Segment Open

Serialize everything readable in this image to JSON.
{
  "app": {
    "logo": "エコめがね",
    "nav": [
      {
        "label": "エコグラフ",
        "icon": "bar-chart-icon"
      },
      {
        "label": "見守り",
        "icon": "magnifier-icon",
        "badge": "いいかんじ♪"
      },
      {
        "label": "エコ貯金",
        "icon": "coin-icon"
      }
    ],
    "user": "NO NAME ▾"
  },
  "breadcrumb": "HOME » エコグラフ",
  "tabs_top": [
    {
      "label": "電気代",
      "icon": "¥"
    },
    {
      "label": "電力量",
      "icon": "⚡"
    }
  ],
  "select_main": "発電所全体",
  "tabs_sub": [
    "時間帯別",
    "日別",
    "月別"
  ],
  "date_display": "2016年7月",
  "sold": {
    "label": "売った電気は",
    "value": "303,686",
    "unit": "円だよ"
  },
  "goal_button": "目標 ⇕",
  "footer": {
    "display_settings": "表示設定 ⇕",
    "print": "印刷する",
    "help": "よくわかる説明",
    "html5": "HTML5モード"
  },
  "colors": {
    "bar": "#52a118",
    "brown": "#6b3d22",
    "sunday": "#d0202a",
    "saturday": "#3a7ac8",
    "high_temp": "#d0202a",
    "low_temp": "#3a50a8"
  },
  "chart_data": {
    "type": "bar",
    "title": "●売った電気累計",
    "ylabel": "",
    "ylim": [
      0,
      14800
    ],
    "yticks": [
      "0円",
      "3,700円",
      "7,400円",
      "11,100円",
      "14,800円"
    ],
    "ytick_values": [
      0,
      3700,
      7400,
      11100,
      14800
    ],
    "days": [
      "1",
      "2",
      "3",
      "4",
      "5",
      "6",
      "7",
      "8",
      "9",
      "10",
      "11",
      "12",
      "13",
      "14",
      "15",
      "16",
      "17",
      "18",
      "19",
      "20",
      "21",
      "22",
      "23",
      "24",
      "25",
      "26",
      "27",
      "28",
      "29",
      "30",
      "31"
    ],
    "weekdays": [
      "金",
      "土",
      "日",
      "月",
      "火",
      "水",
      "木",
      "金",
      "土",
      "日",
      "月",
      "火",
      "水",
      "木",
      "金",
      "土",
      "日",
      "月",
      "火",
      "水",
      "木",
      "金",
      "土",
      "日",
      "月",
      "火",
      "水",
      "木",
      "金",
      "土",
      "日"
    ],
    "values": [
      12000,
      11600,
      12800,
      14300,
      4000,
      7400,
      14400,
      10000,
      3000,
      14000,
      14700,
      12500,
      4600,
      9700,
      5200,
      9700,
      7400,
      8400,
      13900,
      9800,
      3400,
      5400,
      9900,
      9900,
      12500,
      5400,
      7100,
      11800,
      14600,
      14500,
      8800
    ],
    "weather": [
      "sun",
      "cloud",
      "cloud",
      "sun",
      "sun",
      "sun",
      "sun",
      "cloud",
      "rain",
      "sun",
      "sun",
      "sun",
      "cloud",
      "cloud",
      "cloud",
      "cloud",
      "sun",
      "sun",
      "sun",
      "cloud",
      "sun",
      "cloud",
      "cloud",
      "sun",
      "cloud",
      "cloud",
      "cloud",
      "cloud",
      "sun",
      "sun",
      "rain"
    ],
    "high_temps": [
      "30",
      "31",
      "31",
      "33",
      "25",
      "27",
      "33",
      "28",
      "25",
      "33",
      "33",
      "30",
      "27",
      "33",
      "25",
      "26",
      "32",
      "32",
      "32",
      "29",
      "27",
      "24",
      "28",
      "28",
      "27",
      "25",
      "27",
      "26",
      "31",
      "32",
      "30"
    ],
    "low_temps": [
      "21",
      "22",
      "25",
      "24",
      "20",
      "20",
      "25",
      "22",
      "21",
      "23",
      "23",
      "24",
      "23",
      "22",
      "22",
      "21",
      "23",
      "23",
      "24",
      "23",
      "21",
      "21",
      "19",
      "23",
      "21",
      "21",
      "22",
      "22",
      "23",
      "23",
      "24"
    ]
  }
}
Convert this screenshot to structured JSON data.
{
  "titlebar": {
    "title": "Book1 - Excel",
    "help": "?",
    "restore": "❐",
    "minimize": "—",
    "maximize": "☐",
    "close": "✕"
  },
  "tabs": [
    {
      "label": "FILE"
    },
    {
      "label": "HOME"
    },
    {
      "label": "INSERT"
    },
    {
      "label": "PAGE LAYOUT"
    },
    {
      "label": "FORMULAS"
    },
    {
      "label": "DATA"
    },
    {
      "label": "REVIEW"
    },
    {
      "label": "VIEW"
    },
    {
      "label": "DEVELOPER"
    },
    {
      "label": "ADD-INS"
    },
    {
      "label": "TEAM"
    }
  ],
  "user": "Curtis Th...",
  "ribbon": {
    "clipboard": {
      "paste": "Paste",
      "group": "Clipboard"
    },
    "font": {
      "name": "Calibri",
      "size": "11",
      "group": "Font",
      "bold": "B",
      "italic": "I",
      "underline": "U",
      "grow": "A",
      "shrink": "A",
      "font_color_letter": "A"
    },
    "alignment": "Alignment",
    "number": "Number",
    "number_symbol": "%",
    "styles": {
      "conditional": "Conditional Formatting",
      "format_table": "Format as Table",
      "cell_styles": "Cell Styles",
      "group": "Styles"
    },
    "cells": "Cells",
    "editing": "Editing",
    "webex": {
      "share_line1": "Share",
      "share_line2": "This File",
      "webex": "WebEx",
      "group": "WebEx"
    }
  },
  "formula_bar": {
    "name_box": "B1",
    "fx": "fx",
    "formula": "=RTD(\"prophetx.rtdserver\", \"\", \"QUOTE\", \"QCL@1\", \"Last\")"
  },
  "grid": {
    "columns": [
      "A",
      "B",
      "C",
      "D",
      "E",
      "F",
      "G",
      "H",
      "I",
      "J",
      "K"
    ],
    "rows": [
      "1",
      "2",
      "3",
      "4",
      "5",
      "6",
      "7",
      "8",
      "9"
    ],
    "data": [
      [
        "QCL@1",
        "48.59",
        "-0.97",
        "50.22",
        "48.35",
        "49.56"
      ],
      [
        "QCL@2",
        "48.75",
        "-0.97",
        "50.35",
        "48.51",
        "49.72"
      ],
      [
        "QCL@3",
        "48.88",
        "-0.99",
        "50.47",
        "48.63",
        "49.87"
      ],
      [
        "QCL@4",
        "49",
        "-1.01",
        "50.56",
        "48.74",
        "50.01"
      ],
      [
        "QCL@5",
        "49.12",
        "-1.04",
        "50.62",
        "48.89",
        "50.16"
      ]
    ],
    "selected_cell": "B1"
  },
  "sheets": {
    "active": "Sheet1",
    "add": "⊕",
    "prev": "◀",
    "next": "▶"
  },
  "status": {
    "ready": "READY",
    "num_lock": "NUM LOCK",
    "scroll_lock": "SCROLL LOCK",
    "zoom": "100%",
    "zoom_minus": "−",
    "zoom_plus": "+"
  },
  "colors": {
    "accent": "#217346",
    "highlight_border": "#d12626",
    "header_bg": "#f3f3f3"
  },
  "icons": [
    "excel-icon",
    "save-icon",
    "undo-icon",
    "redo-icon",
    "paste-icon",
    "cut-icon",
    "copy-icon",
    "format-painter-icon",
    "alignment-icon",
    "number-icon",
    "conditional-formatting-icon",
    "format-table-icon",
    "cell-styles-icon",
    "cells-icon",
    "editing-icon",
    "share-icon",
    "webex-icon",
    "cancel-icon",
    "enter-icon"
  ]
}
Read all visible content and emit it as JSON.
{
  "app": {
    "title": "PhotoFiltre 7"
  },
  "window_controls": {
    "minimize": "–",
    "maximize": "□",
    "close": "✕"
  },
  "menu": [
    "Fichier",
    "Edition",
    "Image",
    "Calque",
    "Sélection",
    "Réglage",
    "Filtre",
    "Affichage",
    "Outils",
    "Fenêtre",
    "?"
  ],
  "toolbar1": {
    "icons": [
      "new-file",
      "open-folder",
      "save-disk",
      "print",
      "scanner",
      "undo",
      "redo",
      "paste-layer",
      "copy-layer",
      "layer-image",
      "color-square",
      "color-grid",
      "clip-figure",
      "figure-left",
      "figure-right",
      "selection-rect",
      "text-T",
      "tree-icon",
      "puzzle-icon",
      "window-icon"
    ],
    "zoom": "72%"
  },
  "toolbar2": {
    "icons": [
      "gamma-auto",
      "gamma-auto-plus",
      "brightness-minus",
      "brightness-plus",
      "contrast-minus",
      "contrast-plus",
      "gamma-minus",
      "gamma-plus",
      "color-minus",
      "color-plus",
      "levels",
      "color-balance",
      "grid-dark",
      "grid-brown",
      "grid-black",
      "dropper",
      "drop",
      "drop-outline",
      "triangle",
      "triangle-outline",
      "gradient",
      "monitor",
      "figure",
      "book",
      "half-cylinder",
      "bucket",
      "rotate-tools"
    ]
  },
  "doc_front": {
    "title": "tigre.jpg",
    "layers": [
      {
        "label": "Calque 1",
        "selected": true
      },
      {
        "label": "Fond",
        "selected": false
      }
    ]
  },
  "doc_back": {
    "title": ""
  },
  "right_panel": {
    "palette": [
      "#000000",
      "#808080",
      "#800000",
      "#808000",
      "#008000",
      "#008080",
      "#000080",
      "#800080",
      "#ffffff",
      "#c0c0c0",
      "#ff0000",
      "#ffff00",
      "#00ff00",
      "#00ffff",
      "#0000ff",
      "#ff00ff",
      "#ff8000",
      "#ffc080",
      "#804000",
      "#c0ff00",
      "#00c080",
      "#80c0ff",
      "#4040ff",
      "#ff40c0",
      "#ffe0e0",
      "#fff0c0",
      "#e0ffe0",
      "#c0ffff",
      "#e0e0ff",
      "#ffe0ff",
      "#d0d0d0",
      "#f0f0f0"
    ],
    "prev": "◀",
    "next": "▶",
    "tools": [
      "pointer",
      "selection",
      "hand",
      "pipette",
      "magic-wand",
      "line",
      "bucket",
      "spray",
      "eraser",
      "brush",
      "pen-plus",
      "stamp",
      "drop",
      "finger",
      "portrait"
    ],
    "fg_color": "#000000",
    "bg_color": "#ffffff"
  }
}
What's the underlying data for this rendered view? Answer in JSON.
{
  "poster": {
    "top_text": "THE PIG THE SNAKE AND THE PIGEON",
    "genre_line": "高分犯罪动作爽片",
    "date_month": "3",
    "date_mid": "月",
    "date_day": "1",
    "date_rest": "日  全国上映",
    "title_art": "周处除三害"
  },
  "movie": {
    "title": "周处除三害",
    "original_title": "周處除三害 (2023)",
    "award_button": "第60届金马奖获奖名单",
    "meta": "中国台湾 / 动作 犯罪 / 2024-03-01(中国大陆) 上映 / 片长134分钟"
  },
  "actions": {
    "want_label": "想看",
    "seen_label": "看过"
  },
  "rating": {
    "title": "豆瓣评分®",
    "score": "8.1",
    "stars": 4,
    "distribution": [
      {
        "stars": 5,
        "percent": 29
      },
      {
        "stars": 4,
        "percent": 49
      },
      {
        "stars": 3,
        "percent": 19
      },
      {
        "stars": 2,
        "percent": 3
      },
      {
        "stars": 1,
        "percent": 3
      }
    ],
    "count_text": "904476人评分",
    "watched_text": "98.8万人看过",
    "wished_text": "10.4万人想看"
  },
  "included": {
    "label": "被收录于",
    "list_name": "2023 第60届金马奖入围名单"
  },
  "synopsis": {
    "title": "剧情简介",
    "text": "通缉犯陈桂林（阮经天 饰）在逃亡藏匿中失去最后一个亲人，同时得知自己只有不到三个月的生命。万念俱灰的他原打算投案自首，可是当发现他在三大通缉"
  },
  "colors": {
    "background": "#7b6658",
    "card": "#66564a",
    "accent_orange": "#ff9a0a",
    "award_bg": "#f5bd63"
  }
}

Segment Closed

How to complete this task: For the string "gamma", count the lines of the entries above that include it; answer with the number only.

The answer: 4